Data records for software interfaces:
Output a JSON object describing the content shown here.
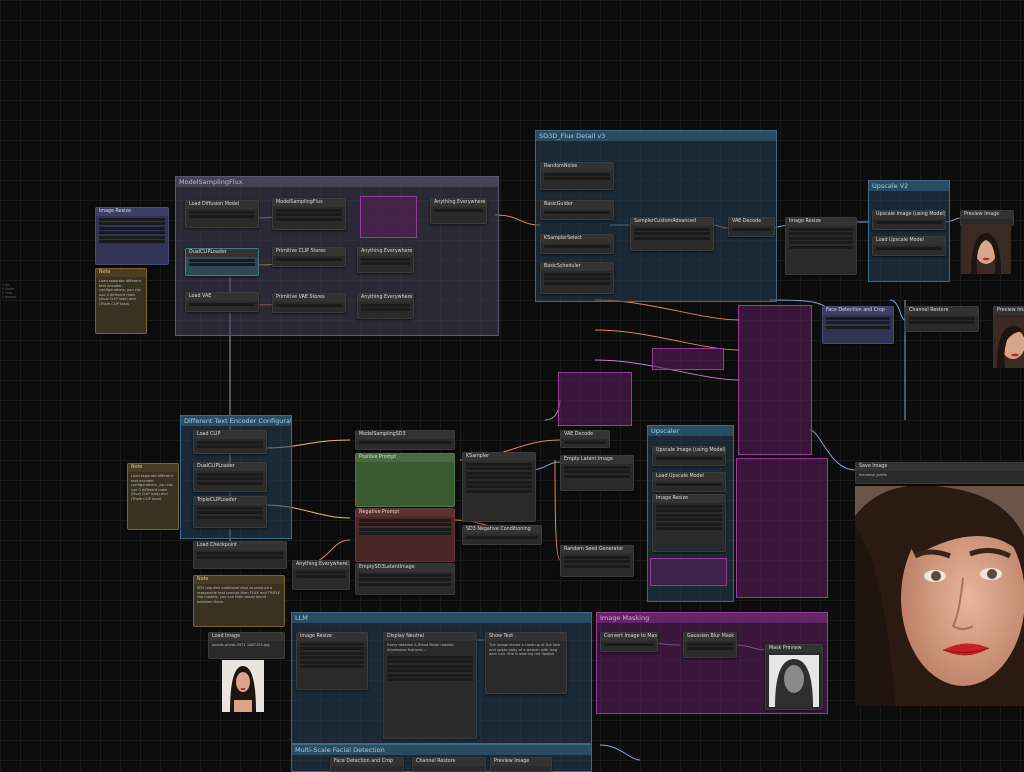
{
  "canvas": {
    "side_info": [
      "1 fps",
      "0 nodes",
      "0 links",
      "0 groups"
    ]
  },
  "groups": {
    "model_sampling": "ModelSamplingFlux",
    "sd3_flux": "SD3D_Flux Detail v3",
    "upscale_v2": "Upscale V2",
    "text_encoder": "Different Text Encoder Configurations",
    "upscaler": "Upscaler",
    "llm": "LLM",
    "image_masking": "Image Masking",
    "multi_scale": "Multi-Scale Facial Detection"
  },
  "nodes": {
    "image_resize": "Image Resize",
    "note1": "Note",
    "note1_text": "Load separate different text encoder configurations, you can use 3 different main (Dual CLIP load) and (Triple CLIP load).",
    "load_diffusion": "Load Diffusion Model",
    "dualclip1": "DualCLIPLoader",
    "load_vae": "Load VAE",
    "model_sampling_flux": "ModelSamplingFlux",
    "prim_clip": "Primitive CLIP Stores",
    "prim_vae": "Primitive VAE Stores",
    "anything_everywhere": "Anything Everywhere",
    "anything_everywhere3": "Anything Everywhere3",
    "random_noise": "RandomNoise",
    "basic_guider": "BasicGuider",
    "ksampler_select": "KSamplerSelect",
    "basic_scheduler": "BasicScheduler",
    "sampler_custom": "SamplerCustomAdvanced",
    "vae_decode": "VAE Decode",
    "image_resize2": "Image Resize",
    "upscale_image": "Upscale Image (using Model)",
    "load_upscale": "Load Upscale Model",
    "preview_image": "Preview Image",
    "face_detect": "Face Detection and Crop",
    "channel_restore": "Channel Restore",
    "load_clip": "Load CLIP",
    "dualclip2": "DualCLIPLoader",
    "tripleclip": "TripleCLIPLoader",
    "model_sampling_sd3": "ModelSamplingSD3",
    "positive_prompt": "Positive Prompt",
    "negative_prompt": "Negative Prompt",
    "ksampler": "KSampler",
    "vae_decode2": "VAE Decode",
    "empty_latent": "Empty Latent Image",
    "sd3_neg": "SD3 Negative Conditioning",
    "random_seed": "Random Seed Generator",
    "upscale_image2": "Upscale Image (using Model)",
    "load_upscale2": "Load Upscale Model",
    "image_resize3": "Image Resize",
    "load_checkpoint": "Load Checkpoint",
    "note2": "Note",
    "note3": "Note",
    "note3_text": "SD3 requires additional clips to produce a reasonable text prompt then FLUX and TRIPLE clip models; you can then easily blend between them.",
    "empty_sd3": "EmptySD3LatentImage",
    "load_image": "Load Image",
    "load_image_file": "pexels-photo-3971 1087155.jpg",
    "image_resize4": "Image Resize",
    "display_neutral": "Display Neutral",
    "show_text": "Show Text",
    "display_text": "Every detailed & Blend Mode realistic impressive features...",
    "show_text_body": "The image shows a close-up of the face and upper body of a woman with long dark hair. She is wearing red lipstick.",
    "convert_mask": "Convert Image to Mask",
    "gaussian_blur": "Gaussian Blur Mask",
    "mask_preview": "Mask Preview",
    "save_image": "Save Image",
    "save_image_prefix": "filename_prefix",
    "face_detect2": "Face Detection and Crop",
    "channel_restore2": "Channel Restore",
    "preview_image2": "Preview Image"
  },
  "colors": {
    "accent_blue": "#3c6a8a",
    "accent_purple": "#9a3a9a",
    "note": "#7a6430",
    "wire_orange": "#e08a4a",
    "wire_blue": "#7aa7d6"
  }
}
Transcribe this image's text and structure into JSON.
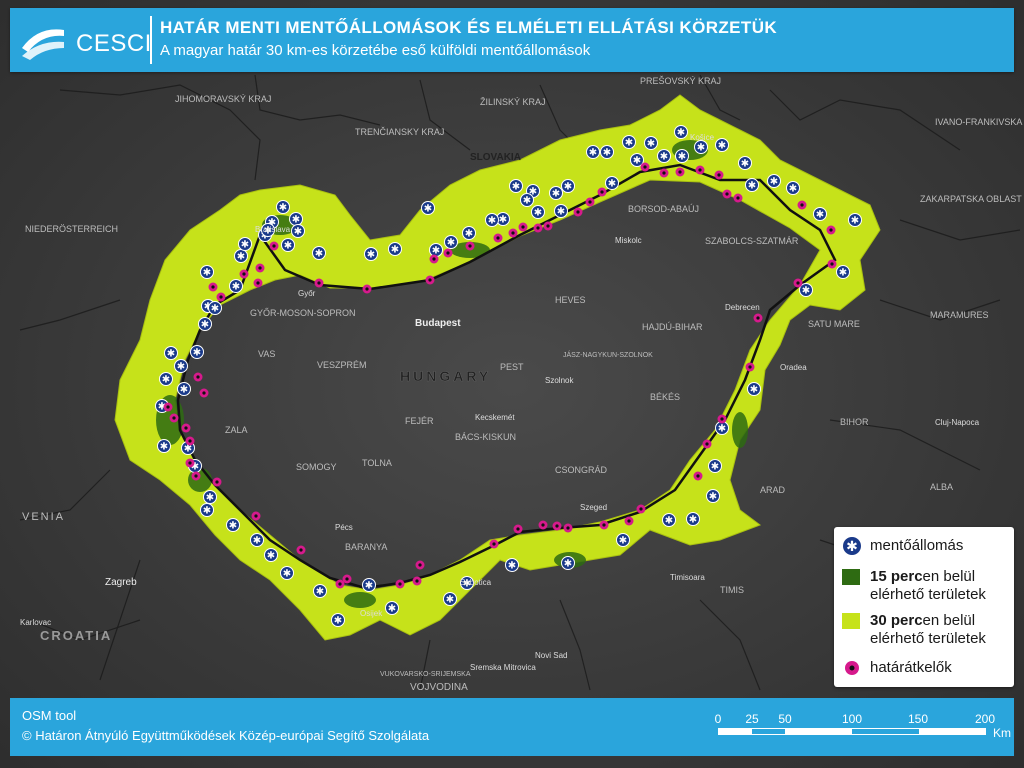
{
  "header": {
    "logo_text": "CESCI",
    "title": "HATÁR MENTI MENTŐÁLLOMÁSOK ÉS ELMÉLETI ELLÁTÁSI KÖRZETÜK",
    "subtitle": "A magyar határ 30 km-es körzetébe eső külföldi mentőállomások"
  },
  "legend": {
    "station": "mentőállomás",
    "zone15_bold": "15 perc",
    "zone15_rest": "en belül",
    "zone15_line2": "elérhető területek",
    "zone30_bold": "30 perc",
    "zone30_rest": "en belül",
    "zone30_line2": "elérhető területek",
    "crossing": "határátkelők"
  },
  "colors": {
    "zone30": "#c6e21a",
    "zone15": "#2e6b12",
    "station_fill": "#1a3a8a",
    "crossing": "#d61a8c",
    "border": "#111111",
    "header_bg": "#2aa5dc"
  },
  "footer": {
    "credit1": "OSM tool",
    "credit2": "© Határon Átnyúló Együttműködések Közép-európai Segítő Szolgálata",
    "scale_ticks": [
      "0",
      "25",
      "50",
      "100",
      "150",
      "200"
    ],
    "scale_unit": "Km"
  },
  "labels": {
    "country_hu": "HUNGARY",
    "budapest": "Budapest",
    "slovakia": "SLOVAKIA",
    "croatia": "CROATIA",
    "vojvodina": "VOJVODINA",
    "zagreb": "Zagreb",
    "szeged": "Szeged",
    "debrecen": "Debrecen",
    "pecs": "Pécs",
    "gyor": "Győr",
    "miskolc": "Miskolc",
    "timisoara": "Timisoara",
    "oradea": "Oradea",
    "kosice": "Košice",
    "subotica": "Subotica",
    "novi_sad": "Novi Sad",
    "kecskemet": "Kecskemét",
    "szolnok": "Szolnok",
    "bekes": "BÉKÉS",
    "heves": "HEVES",
    "pest": "PEST",
    "fejer": "FEJÉR",
    "tolna": "TOLNA",
    "somogy": "SOMOGY",
    "baranya": "BARANYA",
    "zala": "ZALA",
    "vas": "VAS",
    "veszprem": "VESZPRÉM",
    "csongrad": "CSONGRÁD",
    "bacs_kiskun": "BÁCS-KISKUN",
    "hajdu_bihar": "HAJDÚ-BIHAR",
    "jasz": "JÁSZ-NAGYKUN-SZOLNOK",
    "borsod": "BORSOD-ABAÚJ",
    "szabolcs": "SZABOLCS-SZATMÁR",
    "gyor_moson": "GYŐR-MOSON-SOPRON",
    "timis": "TIMIS",
    "bihor": "BIHOR",
    "arad": "ARAD",
    "satu_mare": "SATU MARE",
    "alba": "ALBA",
    "cluj": "Cluj-Napoca",
    "bratislava": "Bratislava",
    "trencin": "TRENČIANSKY KRAJ",
    "zilina": "ŽILINSKÝ KRAJ",
    "presov": "PREŠOVSKÝ KRAJ",
    "jihomoravsky": "JIHOMORAVSKÝ KRAJ",
    "zakarpatska": "ZAKARPATSKA OBLAST",
    "ivano": "IVANO-FRANKIVSKA",
    "maramures": "MARAMURES",
    "vukovar": "VUKOVARSKO-SRIJEMSKA",
    "osijek": "Osijek",
    "karlovac": "Karlovac",
    "venia": "VENIA",
    "niederosterreich": "NIEDERÖSTERREICH",
    "sremska": "Sremska Mitrovica"
  }
}
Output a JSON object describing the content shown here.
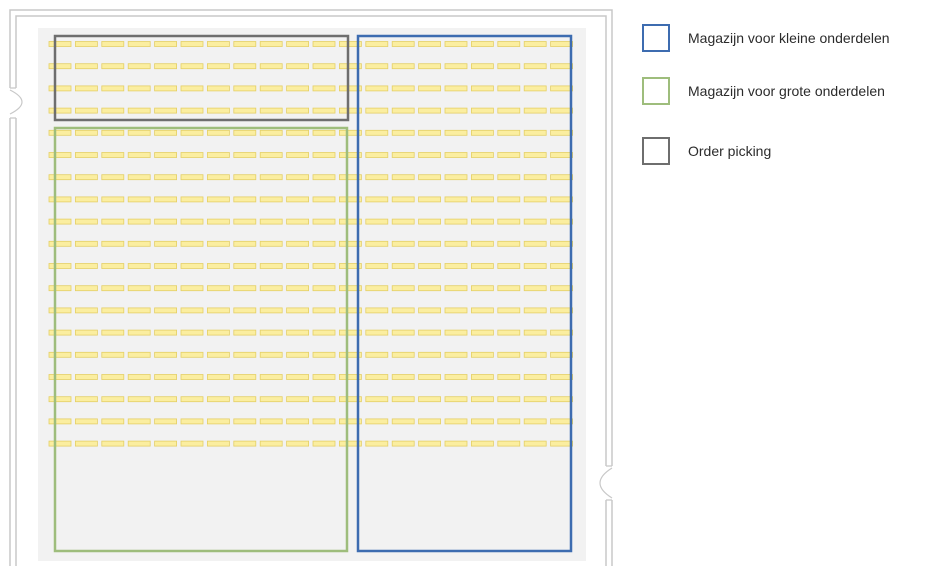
{
  "legend": [
    {
      "label": "Magazijn voor kleine onderdelen",
      "color": "#3d6cb0"
    },
    {
      "label": "Magazijn voor grote onderdelen",
      "color": "#9ebd7c"
    },
    {
      "label": "Order picking",
      "color": "#6e6e6e"
    }
  ],
  "floor": {
    "rack_rows": 19,
    "racks_per_row": 20,
    "colors": {
      "wall": "#c8c8c8",
      "floor": "#f2f2f2",
      "rack_fill": "#fbeea0",
      "rack_stroke": "#e4cf66"
    }
  },
  "zones": [
    {
      "id": "small-parts",
      "color": "#3d6cb0"
    },
    {
      "id": "large-parts",
      "color": "#9ebd7c"
    },
    {
      "id": "order-picking",
      "color": "#6e6e6e"
    }
  ]
}
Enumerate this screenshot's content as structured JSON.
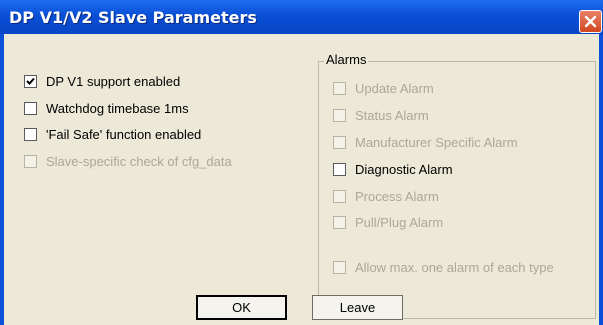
{
  "window": {
    "title": "DP V1/V2 Slave Parameters",
    "close_icon": "close-icon"
  },
  "left_options": [
    {
      "label": "DP V1 support enabled",
      "checked": true,
      "enabled": true
    },
    {
      "label": "Watchdog timebase 1ms",
      "checked": false,
      "enabled": true
    },
    {
      "label": "'Fail Safe' function enabled",
      "checked": false,
      "enabled": true
    },
    {
      "label": "Slave-specific check of cfg_data",
      "checked": false,
      "enabled": false
    }
  ],
  "alarms": {
    "caption": "Alarms",
    "items": [
      {
        "label": "Update Alarm",
        "checked": false,
        "enabled": false
      },
      {
        "label": "Status Alarm",
        "checked": false,
        "enabled": false
      },
      {
        "label": "Manufacturer Specific Alarm",
        "checked": false,
        "enabled": false
      },
      {
        "label": "Diagnostic Alarm",
        "checked": false,
        "enabled": true
      },
      {
        "label": "Process Alarm",
        "checked": false,
        "enabled": false
      },
      {
        "label": "Pull/Plug Alarm",
        "checked": false,
        "enabled": false
      }
    ],
    "allow_one": {
      "label": "Allow max. one alarm of each type",
      "checked": false,
      "enabled": false
    }
  },
  "buttons": {
    "ok_label": "OK",
    "leave_label": "Leave"
  },
  "colors": {
    "title_bar": "#0a50d8",
    "dialog_face": "#ece9d8",
    "disabled_text": "#aca899",
    "close_button": "#d2461f"
  }
}
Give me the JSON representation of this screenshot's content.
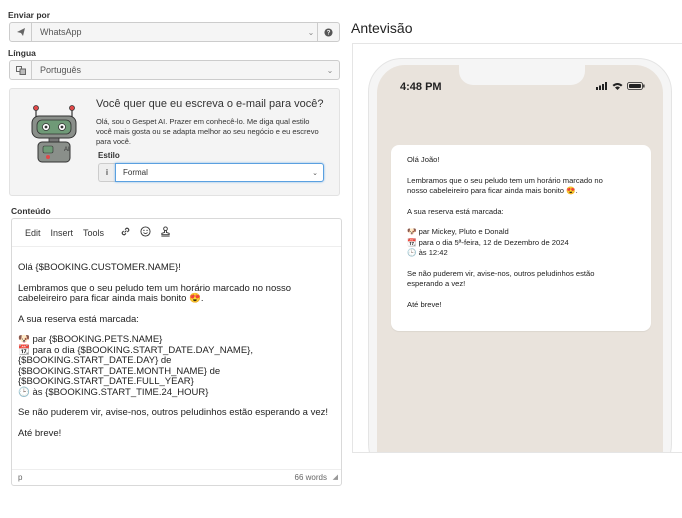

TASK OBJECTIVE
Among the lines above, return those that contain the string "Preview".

PROBLEM SOLUTION
    "preview_image": "Preview Image",
    "mask_preview": "Mask Preview",
    "preview_image2": "Preview Image"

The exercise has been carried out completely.